Syrian government forces stormed restive districts of a central city on Wednesday, firing mortars and deploying snipers in an assault that killed at least one person, activists said.
The assault began Tuesday night, according to the Local Coordination Committees, an umbrella group of activists and opposition members.
Shells slammed into several districts around Hama's Bab Qebli area, the group said.
One person was killed by sniper fire, according to the LCC and another opposition group, the British-based Syrian Observatory for Human Rights.
Meanwhile in Moscow, Russia's foreign minister said Wednesday that his country will stonewall any U.N. sanctions on Syria and will push for a quick start of talks between the Syrian government and the country's opposition.
Foreign Minister Sergey Lavrov said Moscow would block any attempts to get U.N. approval for sanctions against Syria that have been imposed by other nations, saying that such a move would be "unfair and counterproductive."
The U.S., the European Union, the Arab League and Turkey all have introduced sanctions against Damascus in response to Syrian President Bashar Assad's violent crackdown on opponents.
The uprising has left more than 5,400 people dead, according to U.N. estimates.
The U.N. Security Council has been unable to agree on a resolution since the violence began in March because of strong opposition from Russia and China.
Other Arab states have been stepping up pressure on Syria to end 10 months of bloodshed. Syrian Foreign Minister Walid al-Moallem signaled Tuesday that the crackdown will continue, adding that Syria will solve its own problems.
Mr. al-Moallem's televised news conference came amid signs that the current Arab strategy to solve the crisis was collapsing.
Gulf Arab countries on Tuesday said they were pulling their observers from an Arab League mission in Syria and urged the U.N. Security Council to take all "necessary measures" to force the country to implement a League peace plan announced Sunday to create a national unity government in two months.
Damascus has rejected the plan as a violation of national sovereignty.
Mr. al-Moallem brushed off the threat of referring the issue to the Security Council - a move that could lead to tougher sanctions - rather than trying to resolve it regionally.
The prospect of U.N. involvement has raised fears in Syria that an international intervention could be next.
Mr. Lavrov on Wednesday said Russia's own draft of a Security Council resolution on the violence in Syria remains on the table, and that Moscow was open for any "constructive proposals."
Western diplomats said the Russian proposal falls short of their demand for a strong condemnation of the Syrian regime's crackdown on civilians.

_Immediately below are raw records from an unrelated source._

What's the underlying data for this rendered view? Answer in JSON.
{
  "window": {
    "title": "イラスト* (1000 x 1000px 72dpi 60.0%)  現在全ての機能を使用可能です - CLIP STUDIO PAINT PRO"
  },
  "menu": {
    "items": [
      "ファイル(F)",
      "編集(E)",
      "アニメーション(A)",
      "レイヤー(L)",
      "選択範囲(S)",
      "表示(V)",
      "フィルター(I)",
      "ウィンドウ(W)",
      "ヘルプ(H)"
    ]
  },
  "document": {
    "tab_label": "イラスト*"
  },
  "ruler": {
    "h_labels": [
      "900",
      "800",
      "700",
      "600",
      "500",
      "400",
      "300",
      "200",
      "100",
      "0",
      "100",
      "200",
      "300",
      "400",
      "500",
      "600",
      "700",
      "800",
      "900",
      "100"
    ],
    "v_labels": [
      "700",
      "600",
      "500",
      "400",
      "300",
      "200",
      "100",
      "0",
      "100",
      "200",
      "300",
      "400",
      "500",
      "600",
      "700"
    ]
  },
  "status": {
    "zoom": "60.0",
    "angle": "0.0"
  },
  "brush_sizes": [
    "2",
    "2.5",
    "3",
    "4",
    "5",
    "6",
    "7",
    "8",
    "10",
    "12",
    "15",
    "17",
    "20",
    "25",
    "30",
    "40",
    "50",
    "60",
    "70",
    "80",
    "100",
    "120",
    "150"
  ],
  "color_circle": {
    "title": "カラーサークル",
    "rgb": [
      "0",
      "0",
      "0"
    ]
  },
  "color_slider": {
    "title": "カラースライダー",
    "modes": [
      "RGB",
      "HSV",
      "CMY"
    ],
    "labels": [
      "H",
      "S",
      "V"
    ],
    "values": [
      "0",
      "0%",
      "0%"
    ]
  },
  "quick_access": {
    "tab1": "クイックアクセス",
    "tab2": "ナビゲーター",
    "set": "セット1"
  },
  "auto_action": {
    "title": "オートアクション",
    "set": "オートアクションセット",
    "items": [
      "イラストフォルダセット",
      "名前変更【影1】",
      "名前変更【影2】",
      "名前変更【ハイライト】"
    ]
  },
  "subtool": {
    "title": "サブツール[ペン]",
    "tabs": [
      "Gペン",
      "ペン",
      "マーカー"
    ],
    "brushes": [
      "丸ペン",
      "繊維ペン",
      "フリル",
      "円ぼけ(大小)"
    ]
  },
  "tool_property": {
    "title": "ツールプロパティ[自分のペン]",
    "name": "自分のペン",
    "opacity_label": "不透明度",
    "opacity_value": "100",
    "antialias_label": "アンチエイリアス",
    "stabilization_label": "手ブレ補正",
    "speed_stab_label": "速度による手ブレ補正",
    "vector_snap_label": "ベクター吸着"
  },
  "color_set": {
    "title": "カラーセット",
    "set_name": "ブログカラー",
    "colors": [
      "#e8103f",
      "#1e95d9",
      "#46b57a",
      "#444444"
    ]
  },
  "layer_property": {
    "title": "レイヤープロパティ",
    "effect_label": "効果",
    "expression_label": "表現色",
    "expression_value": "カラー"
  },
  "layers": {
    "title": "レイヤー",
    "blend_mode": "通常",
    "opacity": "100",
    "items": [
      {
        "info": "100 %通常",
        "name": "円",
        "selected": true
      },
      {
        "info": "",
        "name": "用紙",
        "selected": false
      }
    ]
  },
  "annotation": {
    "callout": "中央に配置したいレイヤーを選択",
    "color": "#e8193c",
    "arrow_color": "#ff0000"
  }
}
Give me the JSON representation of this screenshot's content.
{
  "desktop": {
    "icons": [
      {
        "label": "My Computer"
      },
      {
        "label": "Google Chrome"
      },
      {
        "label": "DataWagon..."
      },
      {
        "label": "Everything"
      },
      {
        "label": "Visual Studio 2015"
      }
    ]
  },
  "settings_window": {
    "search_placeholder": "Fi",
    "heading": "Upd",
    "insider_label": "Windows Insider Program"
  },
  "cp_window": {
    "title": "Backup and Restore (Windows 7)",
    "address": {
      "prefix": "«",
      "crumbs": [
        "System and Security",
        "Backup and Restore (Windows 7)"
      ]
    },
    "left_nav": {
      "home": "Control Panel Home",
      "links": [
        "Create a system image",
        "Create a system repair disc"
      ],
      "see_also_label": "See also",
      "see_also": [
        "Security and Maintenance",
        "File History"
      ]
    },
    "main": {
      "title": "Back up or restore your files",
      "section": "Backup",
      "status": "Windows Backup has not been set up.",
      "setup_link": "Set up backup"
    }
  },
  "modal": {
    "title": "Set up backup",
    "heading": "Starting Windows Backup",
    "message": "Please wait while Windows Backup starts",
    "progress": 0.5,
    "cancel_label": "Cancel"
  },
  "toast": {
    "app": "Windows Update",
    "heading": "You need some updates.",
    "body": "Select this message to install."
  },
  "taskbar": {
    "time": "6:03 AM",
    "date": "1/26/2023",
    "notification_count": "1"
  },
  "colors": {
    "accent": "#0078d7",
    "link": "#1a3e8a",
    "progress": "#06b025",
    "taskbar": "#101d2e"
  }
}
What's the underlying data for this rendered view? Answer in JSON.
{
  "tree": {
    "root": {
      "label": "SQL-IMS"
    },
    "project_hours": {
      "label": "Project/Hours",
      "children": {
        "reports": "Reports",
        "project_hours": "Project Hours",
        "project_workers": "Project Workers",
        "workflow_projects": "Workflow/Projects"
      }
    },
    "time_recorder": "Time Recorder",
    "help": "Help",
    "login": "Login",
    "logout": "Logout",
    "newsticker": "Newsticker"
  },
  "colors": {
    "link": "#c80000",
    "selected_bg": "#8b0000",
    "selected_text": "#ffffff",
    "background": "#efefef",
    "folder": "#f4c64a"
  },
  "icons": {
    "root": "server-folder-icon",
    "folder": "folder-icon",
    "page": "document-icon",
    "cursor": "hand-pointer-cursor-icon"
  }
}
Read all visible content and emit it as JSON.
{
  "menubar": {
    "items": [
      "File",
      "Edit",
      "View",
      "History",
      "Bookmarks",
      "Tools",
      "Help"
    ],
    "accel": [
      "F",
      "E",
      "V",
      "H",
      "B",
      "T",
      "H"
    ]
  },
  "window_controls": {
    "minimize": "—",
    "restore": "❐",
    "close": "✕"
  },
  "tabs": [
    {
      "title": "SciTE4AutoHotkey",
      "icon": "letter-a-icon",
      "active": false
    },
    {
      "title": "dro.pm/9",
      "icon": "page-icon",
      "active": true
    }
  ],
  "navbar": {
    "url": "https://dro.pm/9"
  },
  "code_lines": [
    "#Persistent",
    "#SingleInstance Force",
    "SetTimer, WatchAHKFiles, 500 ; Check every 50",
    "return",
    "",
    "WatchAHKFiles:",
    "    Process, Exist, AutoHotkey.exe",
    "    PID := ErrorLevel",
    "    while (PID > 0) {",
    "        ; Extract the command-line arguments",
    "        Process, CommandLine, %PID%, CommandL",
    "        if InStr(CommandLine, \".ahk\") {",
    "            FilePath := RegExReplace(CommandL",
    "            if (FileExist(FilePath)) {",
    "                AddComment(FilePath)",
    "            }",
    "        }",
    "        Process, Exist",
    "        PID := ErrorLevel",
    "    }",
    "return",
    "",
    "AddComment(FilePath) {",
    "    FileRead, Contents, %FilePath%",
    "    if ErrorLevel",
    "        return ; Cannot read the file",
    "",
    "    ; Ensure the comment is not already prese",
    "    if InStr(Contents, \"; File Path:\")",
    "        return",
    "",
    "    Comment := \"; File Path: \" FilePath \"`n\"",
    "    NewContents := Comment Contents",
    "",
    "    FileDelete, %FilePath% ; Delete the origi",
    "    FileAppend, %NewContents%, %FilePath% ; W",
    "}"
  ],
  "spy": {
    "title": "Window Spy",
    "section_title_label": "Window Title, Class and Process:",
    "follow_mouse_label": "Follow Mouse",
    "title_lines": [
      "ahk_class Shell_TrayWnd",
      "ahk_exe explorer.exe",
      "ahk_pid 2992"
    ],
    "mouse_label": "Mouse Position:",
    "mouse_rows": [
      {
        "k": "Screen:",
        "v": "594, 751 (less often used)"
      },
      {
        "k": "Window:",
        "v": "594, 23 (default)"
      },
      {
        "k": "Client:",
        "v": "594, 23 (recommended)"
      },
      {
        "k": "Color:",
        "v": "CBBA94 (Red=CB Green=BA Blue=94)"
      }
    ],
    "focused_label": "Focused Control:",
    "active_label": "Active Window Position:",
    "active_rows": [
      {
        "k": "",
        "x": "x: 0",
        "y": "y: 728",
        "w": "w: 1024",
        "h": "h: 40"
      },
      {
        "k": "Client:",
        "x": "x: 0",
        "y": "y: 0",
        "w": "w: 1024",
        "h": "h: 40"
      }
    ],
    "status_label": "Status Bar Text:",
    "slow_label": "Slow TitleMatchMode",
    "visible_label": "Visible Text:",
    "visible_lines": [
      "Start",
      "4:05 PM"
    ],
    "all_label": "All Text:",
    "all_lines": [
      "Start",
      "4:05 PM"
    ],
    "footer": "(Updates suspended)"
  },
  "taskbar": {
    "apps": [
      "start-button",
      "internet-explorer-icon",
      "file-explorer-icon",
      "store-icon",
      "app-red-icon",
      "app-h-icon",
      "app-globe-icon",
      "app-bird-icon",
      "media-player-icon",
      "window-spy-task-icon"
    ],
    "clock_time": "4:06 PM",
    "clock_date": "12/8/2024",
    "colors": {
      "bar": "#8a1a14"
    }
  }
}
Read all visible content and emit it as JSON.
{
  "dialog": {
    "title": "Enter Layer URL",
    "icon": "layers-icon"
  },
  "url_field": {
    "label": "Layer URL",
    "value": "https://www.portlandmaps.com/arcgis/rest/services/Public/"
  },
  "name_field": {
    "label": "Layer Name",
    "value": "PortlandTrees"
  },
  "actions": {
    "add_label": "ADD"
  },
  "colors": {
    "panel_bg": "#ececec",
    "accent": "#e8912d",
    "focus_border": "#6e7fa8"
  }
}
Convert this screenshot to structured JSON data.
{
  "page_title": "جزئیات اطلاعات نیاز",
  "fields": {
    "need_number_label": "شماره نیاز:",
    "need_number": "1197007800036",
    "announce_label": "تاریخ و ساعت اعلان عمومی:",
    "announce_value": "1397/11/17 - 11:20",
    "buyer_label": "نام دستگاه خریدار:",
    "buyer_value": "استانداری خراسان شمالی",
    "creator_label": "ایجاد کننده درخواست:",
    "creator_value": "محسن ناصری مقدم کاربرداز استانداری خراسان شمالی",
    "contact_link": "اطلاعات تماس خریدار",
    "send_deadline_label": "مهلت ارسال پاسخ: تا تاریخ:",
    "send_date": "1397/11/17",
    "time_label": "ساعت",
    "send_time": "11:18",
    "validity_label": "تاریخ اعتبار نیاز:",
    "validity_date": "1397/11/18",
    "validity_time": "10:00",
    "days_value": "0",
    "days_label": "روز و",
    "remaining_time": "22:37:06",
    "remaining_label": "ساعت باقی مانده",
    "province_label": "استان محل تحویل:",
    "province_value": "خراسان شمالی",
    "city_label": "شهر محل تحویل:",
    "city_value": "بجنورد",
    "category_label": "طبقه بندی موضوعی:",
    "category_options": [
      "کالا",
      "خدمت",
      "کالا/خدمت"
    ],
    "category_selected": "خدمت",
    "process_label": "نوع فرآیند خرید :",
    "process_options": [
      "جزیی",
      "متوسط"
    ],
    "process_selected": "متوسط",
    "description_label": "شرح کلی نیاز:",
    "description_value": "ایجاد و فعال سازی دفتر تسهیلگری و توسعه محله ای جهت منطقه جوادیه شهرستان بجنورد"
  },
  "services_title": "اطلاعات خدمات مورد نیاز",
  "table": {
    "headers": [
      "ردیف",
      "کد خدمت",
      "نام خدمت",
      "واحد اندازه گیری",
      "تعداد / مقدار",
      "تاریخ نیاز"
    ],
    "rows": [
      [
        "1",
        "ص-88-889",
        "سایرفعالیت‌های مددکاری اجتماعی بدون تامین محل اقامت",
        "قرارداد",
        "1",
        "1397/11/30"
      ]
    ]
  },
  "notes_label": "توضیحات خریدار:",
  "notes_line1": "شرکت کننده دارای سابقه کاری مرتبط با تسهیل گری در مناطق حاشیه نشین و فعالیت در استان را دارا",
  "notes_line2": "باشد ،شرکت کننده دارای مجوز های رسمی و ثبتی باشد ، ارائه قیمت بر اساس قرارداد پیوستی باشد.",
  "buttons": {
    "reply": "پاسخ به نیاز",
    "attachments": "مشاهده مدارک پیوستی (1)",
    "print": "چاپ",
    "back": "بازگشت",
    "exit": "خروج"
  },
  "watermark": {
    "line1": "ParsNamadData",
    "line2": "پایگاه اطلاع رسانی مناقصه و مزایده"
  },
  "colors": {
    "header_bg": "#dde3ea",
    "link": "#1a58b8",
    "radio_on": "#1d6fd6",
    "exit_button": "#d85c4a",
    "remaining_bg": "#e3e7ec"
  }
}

But Mr. Lavrov reaffirmed that any U.N. resolution must say clearly it "couldn't be interpreted to justify any foreign military interference in the Syrian crisis."